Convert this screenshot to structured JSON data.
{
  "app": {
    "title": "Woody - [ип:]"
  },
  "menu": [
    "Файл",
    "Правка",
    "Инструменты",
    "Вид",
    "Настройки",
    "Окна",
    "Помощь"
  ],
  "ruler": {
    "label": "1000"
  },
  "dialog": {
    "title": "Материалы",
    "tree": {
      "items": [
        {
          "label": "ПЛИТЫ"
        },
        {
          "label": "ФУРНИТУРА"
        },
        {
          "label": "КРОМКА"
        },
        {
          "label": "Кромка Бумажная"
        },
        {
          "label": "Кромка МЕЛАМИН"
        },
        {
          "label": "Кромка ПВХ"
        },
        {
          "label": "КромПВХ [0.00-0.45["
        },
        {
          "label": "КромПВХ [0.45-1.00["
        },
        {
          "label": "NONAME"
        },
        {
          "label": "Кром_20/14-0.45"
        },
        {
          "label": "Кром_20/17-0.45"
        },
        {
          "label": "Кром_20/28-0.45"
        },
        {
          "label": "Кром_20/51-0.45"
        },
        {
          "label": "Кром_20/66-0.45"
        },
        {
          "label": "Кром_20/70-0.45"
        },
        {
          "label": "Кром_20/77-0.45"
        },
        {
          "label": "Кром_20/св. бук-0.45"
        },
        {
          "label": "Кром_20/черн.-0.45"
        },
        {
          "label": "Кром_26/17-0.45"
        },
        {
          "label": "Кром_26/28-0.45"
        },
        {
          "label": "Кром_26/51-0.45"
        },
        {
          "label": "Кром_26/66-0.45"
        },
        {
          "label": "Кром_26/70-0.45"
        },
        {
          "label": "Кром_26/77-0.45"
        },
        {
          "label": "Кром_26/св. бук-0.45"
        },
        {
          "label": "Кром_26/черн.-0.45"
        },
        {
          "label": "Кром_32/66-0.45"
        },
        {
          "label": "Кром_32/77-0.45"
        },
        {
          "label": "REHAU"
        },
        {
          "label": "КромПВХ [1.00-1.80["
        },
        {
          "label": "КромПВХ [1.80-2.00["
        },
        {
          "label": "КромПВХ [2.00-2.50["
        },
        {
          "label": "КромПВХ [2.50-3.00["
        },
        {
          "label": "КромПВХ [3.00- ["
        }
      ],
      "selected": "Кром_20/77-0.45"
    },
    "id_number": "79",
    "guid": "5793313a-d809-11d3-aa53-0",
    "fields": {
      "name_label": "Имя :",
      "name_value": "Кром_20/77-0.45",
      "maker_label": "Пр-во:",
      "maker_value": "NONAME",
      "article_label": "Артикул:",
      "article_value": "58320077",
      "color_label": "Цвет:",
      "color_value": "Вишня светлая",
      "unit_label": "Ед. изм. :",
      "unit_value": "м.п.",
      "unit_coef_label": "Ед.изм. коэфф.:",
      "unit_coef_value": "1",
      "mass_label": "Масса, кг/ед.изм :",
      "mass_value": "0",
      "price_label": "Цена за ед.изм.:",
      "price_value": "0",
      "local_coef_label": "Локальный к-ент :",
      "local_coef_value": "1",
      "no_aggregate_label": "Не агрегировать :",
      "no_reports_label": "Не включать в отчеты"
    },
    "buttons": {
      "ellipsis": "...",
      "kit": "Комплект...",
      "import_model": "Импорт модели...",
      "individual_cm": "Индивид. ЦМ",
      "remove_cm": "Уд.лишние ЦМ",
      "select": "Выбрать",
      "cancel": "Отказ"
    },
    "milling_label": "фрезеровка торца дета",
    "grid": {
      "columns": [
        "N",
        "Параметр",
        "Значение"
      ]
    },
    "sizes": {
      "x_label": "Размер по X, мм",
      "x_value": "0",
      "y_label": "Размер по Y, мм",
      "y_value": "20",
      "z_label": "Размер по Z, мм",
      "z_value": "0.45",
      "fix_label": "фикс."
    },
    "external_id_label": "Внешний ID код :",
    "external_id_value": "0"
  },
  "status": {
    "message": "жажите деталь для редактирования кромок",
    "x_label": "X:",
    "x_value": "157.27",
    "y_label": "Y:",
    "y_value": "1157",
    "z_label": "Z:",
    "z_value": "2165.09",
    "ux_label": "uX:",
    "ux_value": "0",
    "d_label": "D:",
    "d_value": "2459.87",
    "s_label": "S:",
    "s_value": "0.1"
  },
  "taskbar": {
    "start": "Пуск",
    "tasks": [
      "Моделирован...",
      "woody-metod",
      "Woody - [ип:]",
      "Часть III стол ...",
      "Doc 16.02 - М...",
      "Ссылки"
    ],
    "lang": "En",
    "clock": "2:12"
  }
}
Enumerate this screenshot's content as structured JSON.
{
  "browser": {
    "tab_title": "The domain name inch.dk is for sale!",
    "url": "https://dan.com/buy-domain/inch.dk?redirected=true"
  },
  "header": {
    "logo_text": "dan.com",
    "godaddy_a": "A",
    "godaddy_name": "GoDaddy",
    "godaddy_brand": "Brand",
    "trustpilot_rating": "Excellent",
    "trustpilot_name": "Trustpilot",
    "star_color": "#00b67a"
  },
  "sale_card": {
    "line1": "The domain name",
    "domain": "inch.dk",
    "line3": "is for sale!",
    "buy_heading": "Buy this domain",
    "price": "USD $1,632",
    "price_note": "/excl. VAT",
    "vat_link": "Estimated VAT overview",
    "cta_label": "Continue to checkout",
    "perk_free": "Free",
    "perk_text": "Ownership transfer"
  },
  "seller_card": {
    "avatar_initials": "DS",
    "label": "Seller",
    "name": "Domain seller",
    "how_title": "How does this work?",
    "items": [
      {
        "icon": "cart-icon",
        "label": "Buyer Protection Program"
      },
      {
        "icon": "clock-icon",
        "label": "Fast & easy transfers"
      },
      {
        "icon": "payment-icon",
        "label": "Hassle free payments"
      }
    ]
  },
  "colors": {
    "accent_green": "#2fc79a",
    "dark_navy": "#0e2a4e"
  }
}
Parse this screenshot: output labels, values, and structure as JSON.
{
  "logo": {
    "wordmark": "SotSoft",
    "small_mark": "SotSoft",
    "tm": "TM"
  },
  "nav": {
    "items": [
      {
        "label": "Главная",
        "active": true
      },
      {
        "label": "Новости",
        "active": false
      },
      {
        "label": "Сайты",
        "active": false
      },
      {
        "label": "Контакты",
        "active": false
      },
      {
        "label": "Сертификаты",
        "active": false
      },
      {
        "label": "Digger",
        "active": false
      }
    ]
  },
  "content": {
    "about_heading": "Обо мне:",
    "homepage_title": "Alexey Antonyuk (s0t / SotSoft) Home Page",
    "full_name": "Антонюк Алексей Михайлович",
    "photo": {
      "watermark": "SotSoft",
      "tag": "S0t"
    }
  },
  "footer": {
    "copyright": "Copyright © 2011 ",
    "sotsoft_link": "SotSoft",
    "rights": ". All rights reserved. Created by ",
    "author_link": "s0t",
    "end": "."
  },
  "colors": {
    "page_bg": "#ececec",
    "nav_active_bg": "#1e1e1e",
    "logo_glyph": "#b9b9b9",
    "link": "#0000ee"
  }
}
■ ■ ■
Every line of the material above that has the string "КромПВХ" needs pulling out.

          "label": "КромПВХ [0.00-0.45["
          "label": "КромПВХ [0.45-1.00["
          "label": "КромПВХ [1.00-1.80["
          "label": "КромПВХ [1.80-2.00["
          "label": "КромПВХ [2.00-2.50["
          "label": "КромПВХ [2.50-3.00["
          "label": "КромПВХ [3.00- ["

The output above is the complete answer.